You have one new message: Your phone might be what is holding you back
Modern technology is wonderful but it could be stopping younger players focusing fully on their task, according to expert analyst Dave Sammel
Research studies have shown that constant scrolling and multi-tasking on a phone or a computer can affect your ability to concentrate and engage fully in your work. Cal Newport, a computer science professor at Georgetown University, deals with this in his book, “Deep Work”. He defines “deep work” as “the ability to concentrate without distraction on a demanding task”.
I find that my own memory, focus and sense of time are distorted if I spend too much time on my phone. I do not spend too long on social media, but I can get lost in a news or sports website and afterwards wonder where the last 30 minutes have gone.
There is no question in my mind that checking the phone for messages or emails and getting side-tracked to answer them quickly becomes addictive and can temporarily affect the quality of the work I am doing.
Tim Ferriss, the self-help author, is among those who have identified the amount of time that is lost when you switch from one task to another.
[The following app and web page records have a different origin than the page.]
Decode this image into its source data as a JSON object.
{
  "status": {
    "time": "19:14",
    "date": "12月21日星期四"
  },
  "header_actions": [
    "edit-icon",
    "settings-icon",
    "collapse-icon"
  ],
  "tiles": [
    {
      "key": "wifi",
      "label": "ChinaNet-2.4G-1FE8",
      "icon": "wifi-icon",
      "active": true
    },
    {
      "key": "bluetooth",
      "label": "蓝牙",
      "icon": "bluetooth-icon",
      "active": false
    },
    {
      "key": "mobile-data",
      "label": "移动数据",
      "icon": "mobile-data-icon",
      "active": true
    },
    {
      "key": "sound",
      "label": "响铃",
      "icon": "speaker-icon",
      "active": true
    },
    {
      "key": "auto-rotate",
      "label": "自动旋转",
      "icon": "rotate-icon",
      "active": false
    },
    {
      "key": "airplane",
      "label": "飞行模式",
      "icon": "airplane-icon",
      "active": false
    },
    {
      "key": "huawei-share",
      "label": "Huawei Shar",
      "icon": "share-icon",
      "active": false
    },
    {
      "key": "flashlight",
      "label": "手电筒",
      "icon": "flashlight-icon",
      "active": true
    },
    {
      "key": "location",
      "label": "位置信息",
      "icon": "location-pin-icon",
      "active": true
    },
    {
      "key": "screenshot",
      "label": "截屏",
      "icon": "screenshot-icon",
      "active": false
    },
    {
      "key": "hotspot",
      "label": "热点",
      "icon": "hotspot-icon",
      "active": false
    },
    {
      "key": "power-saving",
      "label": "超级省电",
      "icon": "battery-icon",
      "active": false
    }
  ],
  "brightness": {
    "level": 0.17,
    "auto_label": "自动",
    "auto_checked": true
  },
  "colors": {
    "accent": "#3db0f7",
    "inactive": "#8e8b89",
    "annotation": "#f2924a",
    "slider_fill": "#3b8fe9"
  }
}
When that happens the brain can lose its train of thought and needs several minutes to get back to the previous level of focus that it had on the original task. Sometimes it will just not be possible to recover that level at all.
I’ve observed Roger Federer, Novak Djokovic, Rafa Nadal, Andy Murray and Juan Martin del Potro in the locker room and around the courts. In my view there is no doubt that, to varying degrees, they spend much less time on their phones than many of the younger generation of players. Might there be a link here with the fact that, over five sets, the current champions continue to have an edge?
Are these great players so much better than their younger rivals that they have created a larger gap than their counterparts did in the past? In the men’s game we are still waiting for the day when there is a true changing of the guard, when these younger players stake their claims to be among the very best in the world.
It is clearly true that we are living in an exceptional era, dominated by three of the all-time great players, but has their task been made slightly easier by the lack of fully focused challengers?
My theory is that the ability to focus for longer periods has a bearing on your ability to succeed at the highest level. That is why I think it is taking longer for younger men to become regulars at the top table in Grand Slam tournaments.
Is the quality of mental engagement during training, in the gym and on the court being affected by the energy spent on hours of engaging on phones, scrolling from one app to the next? Is this leading to work with less focus because the work is broken up by the distraction of looking at your phone during rest periods? And might this also prevent the brain from absorbing and reflecting on the work you have been doing when you do take a break from it?
Arnold Schwarzenegger used to say that he did not need to meditate because when he was lifting weights he would be totally immersed in his work. He would imagine his muscle fibres breaking down and rebuilding and would be completely engaged in being precise about everything he was doing, including his breathing. That was his meditation. Total immersion, total focus.
This is what I see more often in the likes of Nadal, Federer and Djokovic than I do in younger players. I’m not the only older coach who suspects that technology, as amazing and wonderful as it is, can also be a problem.
Perhaps we are wrong, but my instinct says we are not. I’m sure that the best younger players are putting in a huge amount of hard work and are trying to focus on it, but the margins are so small that a tiny percentage is enough to make the difference.
Of course this is a generalisation, because I cannot see what all young players are doing in practice. However, around the tour and certainly at my academy there is a growing acceptance that this is just the way it is now: people are constantly on their phones whenever they have the opportunity.
I went off social media for a month and suspended my accounts. Not one person noticed, not even my family. Since then I have used social media sparingly. The next step will be to have more periods in the day when I do not check my phone.
I understand that sponsors and fans need to have engagement. It is up to the players and their agents how this is fulfilled, but if the best in the world are disciplined at it then everyone else can do the same. No players have as big a demand on their time as the top men.
Each generation of athlete is better trained and has the advantages of better technology. Until now this has led to the levels constantly improving. I wonder if, for the first time, the next generation of champions will not actually be pushing their sports forward?
David Sammel is an ATP Tour coach and head of the Bath Academy. He is also the author of the best-selling book, “Locker Room Power”, which is available worldwide in paperback and digitally on Amazon